WHAT THE TASK REQUIRES:
Repeat the following entries verbatim, apart from the pictures.

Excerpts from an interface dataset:
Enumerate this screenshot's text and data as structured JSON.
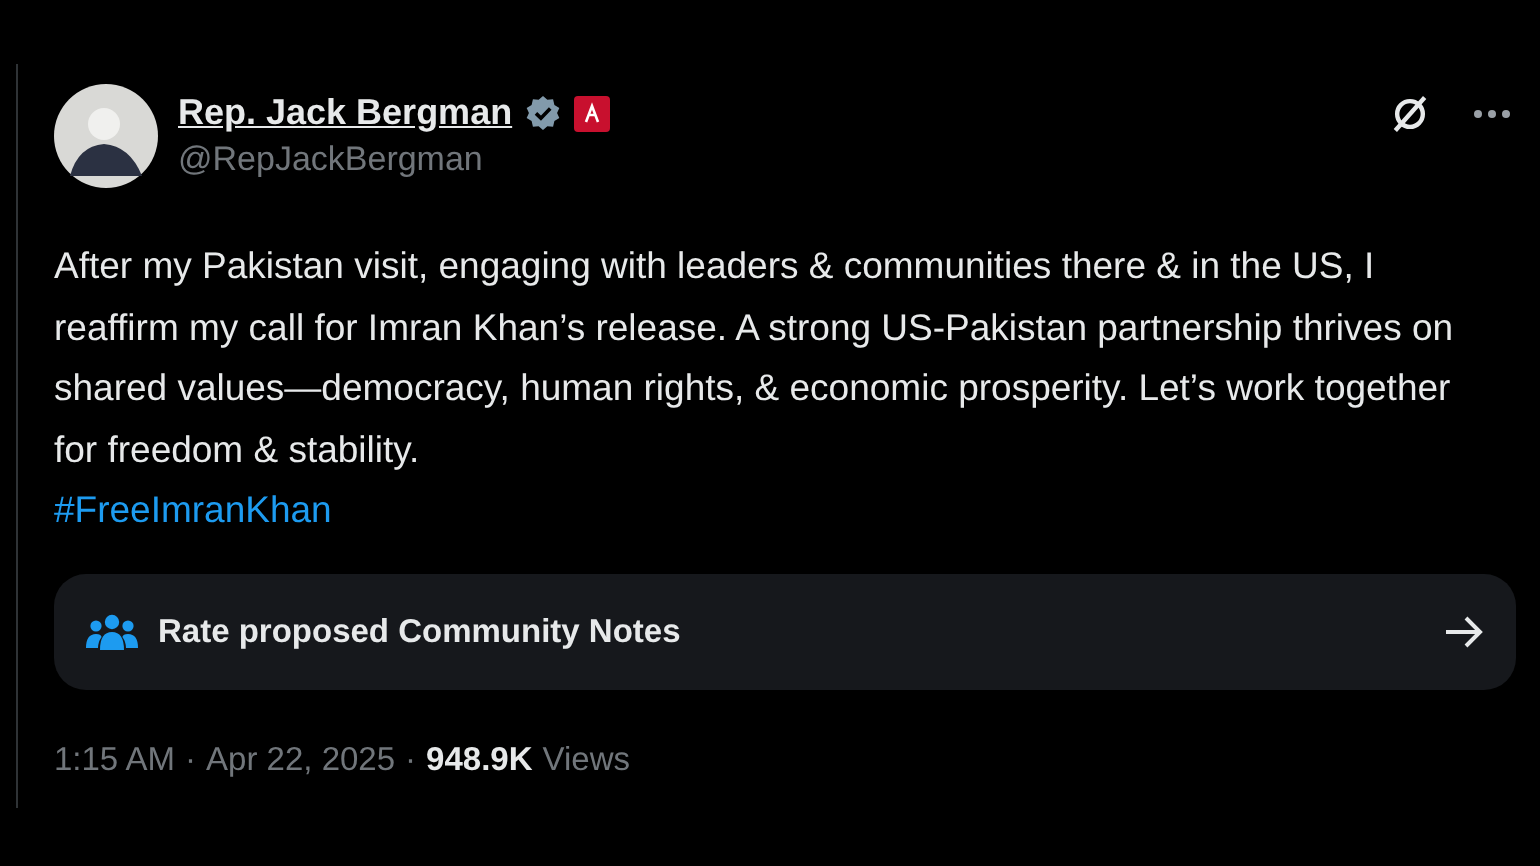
{
  "author": {
    "name": "Rep. Jack Bergman",
    "handle": "@RepJackBergman",
    "verified": true
  },
  "text": "After my Pakistan visit, engaging with leaders & communities there & in the US, I reaffirm my call for Imran Khan’s release. A strong US-Pakistan partnership thrives on shared values—democracy, human rights, & economic prosperity. Let’s work together for freedom & stability.",
  "hashtag": "#FreeImranKhan",
  "community_notes": {
    "label": "Rate proposed Community Notes"
  },
  "meta": {
    "time": "1:15 AM",
    "separator_1": "·",
    "date": "Apr 22, 2025",
    "separator_2": "·",
    "views_count": "948.9K",
    "views_label": "Views"
  }
}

ANSWER FOR THE TASK:
Enumerate this screenshot's text and data as structured JSON.
{
  "author": {
    "name": "Rep. Jack Bergman",
    "handle": "@RepJackBergman",
    "verified": true
  },
  "text": "After my Pakistan visit, engaging with leaders & communities there & in the US, I reaffirm my call for Imran Khan’s release. A strong US-Pakistan partnership thrives on shared values—democracy, human rights, & economic prosperity. Let’s work together for freedom & stability.",
  "hashtag": "#FreeImranKhan",
  "community_notes": {
    "label": "Rate proposed Community Notes"
  },
  "meta": {
    "time": "1:15 AM",
    "separator_1": "·",
    "date": "Apr 22, 2025",
    "separator_2": "·",
    "views_count": "948.9K",
    "views_label": "Views"
  }
}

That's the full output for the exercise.